Perhaps this is a familar scene to you: The starting line looms a mere 12-14 hours away. You're sitting around the dining room table. The pasta and red sauce are steaming. The water glasses are full. The conversation is flowing. But what do well-tapered runners with too much energy and anxiety discuss the night before a race (or really over any social gathering involving the fleet of feet)? We talk about our training.
I found myself in this position before the Army 10-miler with some friends. To non-runners, this might seem dreadful, so much so that bamboo shoots under the fingernails may appear more pleasant. I remember Joel McHale making some comment on the Soup about his friends boring others with their marathon training tales *sigh*. But I love these conversations. Picture the scene from Once a Runner prior to the Wannamaker Mile when Bruce Denton and Frank Shorter are trading training stories...only less cool and much slower.
I always want to hear about how my friends and fellow runners are training, what they're eating (or not eating), and outlook for the next race, especially if we're toeing the line together. As I've mentioned in a previous post, we all arrive at that starting line from different places and for different reasons, and I love hearing about how people got there. It was over this meal when my friend brought out her new garmin watch, and her fiancee stopped the conversation whilst chuckling to himself. "What's so funny?" she asked.
"Runners," he said. "I can't believe how much we're geekin' out tonight on this stuff. It's great."

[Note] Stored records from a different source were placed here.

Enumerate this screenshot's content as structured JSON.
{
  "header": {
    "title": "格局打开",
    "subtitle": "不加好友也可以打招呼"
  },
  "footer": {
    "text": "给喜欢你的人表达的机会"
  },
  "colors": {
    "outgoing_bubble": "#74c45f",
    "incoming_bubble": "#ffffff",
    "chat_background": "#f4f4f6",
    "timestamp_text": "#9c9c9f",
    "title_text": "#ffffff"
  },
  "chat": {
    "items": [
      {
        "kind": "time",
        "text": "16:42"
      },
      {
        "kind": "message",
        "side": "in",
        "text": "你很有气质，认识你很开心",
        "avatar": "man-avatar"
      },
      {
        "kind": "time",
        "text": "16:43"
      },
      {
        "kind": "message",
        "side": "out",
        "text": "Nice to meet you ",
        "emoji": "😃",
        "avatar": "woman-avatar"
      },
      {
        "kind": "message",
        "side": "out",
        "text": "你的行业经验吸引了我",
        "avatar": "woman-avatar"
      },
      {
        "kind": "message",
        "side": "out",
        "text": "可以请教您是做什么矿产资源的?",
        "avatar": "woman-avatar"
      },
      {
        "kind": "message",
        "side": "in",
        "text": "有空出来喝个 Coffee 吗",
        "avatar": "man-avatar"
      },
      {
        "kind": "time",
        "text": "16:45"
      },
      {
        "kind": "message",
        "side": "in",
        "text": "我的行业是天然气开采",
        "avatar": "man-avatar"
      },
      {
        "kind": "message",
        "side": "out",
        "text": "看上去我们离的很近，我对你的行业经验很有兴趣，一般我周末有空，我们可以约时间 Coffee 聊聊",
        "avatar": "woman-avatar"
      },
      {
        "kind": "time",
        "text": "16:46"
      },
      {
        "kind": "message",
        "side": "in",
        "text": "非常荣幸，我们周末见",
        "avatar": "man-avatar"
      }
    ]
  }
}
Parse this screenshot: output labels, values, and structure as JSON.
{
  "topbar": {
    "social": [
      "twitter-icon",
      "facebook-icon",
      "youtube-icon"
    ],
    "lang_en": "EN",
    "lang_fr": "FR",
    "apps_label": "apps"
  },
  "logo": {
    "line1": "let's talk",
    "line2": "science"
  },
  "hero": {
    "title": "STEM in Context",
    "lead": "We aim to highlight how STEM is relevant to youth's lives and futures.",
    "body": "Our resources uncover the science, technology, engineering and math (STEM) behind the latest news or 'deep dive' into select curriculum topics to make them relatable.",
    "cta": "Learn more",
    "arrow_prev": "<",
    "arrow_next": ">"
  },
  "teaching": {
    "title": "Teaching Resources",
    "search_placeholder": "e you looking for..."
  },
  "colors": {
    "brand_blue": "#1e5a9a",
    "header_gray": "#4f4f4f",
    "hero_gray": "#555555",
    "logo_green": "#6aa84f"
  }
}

Where am I leading you with this, you may be asking? Well, my fantastic parents indulged me this year and purchased a 16-week training plan put together by Greg McMillan to get me to the starting line in Hopkinton in April. I've been on the hunt for what training program I'd use. To get to the Vermont starting line, I used the Runner's World SmartCoach, and that worked very well - I qualified afterall. But since adding the variety of workouts to my plate over the last 10-weeks, I wanted something a bit more sophisticated and customized.
Once my dad gave me the green light, I had hit purchase mere seconds after hanging up the phone with him. Waiting in my inbox the next day was a seven page questionnaire asking about me, my running background, current training (over the past 16 weeks), upcoming goals, race I was prepping for, and on and on. It was intense and took me all weekend to fill out.
When I sent it back in on Monday morning, I eagerly checked my mail each time I saw I had a new message. Of course, this morning became the one morning I hadn't thought about it (a little banged up after a holiday party last night), and it had arrived.
I haven't gone through each workout yet. We'll file that under "Awesome Friday night plans while waiting for your wife to get home with her mother." But, that is actually my plan tonight, particularly because it came with a seven page document explaining the workouts, a nutrition guide, marathon specific runs...and more.
To say I'm excited (and geekin' out) would be the understatement of the week (considering how some of this week went). The bonus is that my dad and uncle will geek out with me as well on this. After opening the program, the next move was to hit the forward button. There's already a Sunday night phone call planned to discuss.
Readers and followers of this blog will recall how I like a good plan, and training plans have become a staple. There was a Mark Remy blog post earlier this year following a marathon he ran over one weekend. A coworker asked if he wanted to go for a run and it paralyzed him. Without a plan, who will tell him how far to run, how fast, and what type of run it should be? All valid questions.
With one week to go on my pre-buildup program, I started getting antsy. But now, I can sleep easy knowing that the next 16-weeks of my life will be planned out (running-wise that is), and it will be there for me, tacked to the fridge, each time I go into the kitchen.
Speaking of, it's time to eat! That's what happens when your boss let's you work a half day and you squeeze in an impromptu 12-miler since it's supposed to snow 10-20 inches this weekend. I say let it snow...and I'll see you on the golf course. If anyone needs me, I'll be geekin' out tonight with my shiny new training program!